ASSIGNMENT: In the entries below, identify every line with the string "content" and copy it.

━━ DATA SUPPLIED ━━

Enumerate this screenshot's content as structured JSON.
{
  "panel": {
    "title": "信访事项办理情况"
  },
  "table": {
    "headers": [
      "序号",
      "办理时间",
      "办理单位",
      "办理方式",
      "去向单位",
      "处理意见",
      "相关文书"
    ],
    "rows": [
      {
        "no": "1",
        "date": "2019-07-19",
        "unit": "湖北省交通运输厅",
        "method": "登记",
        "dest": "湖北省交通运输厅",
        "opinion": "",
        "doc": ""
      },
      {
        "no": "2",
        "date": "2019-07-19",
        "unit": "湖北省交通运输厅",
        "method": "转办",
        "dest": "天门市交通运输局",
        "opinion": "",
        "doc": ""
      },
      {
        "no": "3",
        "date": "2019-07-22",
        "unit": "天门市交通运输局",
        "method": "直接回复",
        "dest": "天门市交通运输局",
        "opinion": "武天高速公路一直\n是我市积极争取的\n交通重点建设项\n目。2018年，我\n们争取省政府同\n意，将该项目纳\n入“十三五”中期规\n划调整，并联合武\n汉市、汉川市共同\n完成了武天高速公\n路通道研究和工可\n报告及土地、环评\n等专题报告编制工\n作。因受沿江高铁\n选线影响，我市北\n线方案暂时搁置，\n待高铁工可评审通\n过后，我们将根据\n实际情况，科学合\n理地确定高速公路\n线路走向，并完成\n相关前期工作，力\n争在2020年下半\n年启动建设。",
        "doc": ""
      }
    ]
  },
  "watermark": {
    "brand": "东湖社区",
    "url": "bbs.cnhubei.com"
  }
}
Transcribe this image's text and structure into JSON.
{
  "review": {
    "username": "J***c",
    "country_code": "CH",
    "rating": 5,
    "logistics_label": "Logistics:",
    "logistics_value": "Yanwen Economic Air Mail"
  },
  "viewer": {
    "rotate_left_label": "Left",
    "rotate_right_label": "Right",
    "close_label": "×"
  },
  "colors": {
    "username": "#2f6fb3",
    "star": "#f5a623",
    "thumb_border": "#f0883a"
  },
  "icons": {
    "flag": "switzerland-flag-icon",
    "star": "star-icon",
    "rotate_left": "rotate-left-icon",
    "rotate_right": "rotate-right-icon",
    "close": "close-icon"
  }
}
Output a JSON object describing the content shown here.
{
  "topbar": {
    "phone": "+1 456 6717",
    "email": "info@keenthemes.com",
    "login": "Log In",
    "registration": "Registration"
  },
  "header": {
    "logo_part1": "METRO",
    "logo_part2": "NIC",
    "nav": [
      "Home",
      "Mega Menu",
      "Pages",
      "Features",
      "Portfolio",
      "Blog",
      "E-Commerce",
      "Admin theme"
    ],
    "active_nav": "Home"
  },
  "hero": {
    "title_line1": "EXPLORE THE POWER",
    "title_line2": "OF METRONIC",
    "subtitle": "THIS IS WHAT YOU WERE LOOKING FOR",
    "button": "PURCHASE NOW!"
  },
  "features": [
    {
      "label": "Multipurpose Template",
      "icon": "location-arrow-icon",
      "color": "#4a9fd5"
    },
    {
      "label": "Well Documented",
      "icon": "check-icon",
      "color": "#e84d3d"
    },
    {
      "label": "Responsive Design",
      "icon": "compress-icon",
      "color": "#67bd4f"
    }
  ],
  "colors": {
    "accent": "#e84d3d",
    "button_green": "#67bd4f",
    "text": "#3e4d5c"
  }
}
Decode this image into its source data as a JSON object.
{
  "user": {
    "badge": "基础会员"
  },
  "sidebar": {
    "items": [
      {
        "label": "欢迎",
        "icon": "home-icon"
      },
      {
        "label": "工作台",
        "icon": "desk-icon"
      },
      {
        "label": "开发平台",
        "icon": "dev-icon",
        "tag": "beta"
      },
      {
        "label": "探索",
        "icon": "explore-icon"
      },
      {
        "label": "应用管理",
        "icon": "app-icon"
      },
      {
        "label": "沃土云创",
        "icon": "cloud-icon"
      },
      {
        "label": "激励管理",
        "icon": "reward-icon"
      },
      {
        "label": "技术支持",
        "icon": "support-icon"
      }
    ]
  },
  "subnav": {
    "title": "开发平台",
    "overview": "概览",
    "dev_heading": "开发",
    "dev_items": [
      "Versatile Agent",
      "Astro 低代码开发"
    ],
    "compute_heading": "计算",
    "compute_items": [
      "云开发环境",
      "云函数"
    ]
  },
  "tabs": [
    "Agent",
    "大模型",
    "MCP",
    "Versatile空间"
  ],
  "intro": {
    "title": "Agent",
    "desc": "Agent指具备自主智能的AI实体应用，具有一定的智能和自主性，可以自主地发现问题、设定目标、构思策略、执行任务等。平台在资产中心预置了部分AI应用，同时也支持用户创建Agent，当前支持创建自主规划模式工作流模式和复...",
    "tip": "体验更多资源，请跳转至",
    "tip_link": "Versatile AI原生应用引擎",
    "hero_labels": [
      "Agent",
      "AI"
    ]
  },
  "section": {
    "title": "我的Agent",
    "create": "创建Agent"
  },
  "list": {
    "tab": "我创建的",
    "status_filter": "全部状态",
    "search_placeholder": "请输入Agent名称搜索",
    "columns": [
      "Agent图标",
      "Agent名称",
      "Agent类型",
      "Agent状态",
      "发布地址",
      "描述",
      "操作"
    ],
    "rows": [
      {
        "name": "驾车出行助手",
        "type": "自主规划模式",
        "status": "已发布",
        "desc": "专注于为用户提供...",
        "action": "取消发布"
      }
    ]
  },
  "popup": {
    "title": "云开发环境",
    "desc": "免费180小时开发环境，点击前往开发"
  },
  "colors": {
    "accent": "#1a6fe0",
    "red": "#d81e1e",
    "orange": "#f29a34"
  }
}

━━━

EXERCISE RESPONSE:
Enumerate this screenshot's content as structured JSON.
Output a JSON object describing the content shown here.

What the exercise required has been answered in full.